Functional study of popx2 phosphatase in breast cancer metastasis
Date of Issue2014
School of Biological Sciences
POPX2, a serine/threonine phosphatase belonging to the PP2C family, is involved in the regulation of actin cytoskeleton, mDia-SRF (serum response factor) mediated transcription and breast cancer cell motility and invasiveness. In this project, we propose to use three different approaches to explore the biological functions of POPX2 in breast cancer. Firstly, we used an integrative transcriptome and proteome approach to decipher the roles of POPX2 in cancer motility and related signaling. Our study suggests that POPX2 is involved in cancer cell migration through modulating MAPK1/3-stathmin-mediated microtubule dynamics, in collaboration with other possible signaling molecules to modulate actin cytoskeleton and focal adhesions.
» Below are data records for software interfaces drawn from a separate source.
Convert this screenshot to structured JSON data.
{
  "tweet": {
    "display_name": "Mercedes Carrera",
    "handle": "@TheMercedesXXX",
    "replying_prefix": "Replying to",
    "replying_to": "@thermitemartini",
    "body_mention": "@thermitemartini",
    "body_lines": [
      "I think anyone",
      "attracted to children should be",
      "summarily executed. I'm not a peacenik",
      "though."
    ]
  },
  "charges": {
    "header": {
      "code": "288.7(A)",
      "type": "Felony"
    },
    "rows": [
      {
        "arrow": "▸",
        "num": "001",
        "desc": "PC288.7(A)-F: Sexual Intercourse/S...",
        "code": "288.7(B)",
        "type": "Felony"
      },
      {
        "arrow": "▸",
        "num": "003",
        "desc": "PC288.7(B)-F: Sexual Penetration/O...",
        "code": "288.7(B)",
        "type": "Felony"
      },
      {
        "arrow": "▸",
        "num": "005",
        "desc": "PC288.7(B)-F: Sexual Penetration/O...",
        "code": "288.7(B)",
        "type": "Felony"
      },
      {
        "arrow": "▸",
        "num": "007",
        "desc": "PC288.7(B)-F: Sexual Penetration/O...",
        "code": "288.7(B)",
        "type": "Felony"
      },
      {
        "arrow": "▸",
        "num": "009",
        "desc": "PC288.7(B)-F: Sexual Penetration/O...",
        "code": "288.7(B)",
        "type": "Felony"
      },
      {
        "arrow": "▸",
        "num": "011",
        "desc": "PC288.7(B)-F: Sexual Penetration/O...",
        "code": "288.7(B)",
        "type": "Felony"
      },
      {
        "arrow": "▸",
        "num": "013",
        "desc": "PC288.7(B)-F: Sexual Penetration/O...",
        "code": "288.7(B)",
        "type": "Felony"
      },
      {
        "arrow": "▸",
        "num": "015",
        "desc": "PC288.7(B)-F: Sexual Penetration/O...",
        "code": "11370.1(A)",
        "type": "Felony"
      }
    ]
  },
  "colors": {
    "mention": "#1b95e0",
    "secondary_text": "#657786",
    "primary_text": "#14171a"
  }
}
POPX2 is also implicated in transcriptome regulation possibly through modulating MAPK1/3 and GSK3β as well as the downstream transcription factors. To further explore the role of POPX2 in angiogenesis, we also initiated a combined phosphoproteome and secretome study. Our phosphoproteome data implicate the participation of POPX2 in CDK1-mediated cell cycle progression. Secretome analysis combined with extensive biological validation verified that there is exosome enrichment and accelerated EMT progression in response to POPX2 silencing, which could further contribute to angiogenesis. Apart from the –omics approaches to understand the signaling network regulated by POPX2, we have also taken a candidate approach to specifically study candidate proteins which might be regulated by POPX2. RhoGDIs, the candidate proteins related to POPX2-regulated signaling, are also examined as we have earlier found that the levels of RhoGDI are affected by POPX2 knockdown1. The effects of RhoGDIs on actin cytoskeleton are studied. Overexpression of RhoGDI1 and RhoGDI2 result in cell rounding with concomitant loss of stress fiber and focal adhesions to different extent. RhoGDI1 appears to exert a more prominent effect compared to that of RhoGDI2. This might be due to their differential binding affinities to RhoGTPases, one of the major regulators of the actin cytoskeleton. Further characterization of RhoGDIs’ interaction with the different RhoGTPases reveals two conserved leucine residues, which are critical to RhoGTPases binding. We also verify other mutants, which affect RhoGDI binding affinity to various RhoGTPases. These mutants help to elucidate that RhoGDIs affect the actin cytoskeleton via RhoGTPases.
DRNTU::Science::Biological sciences::Molecular biology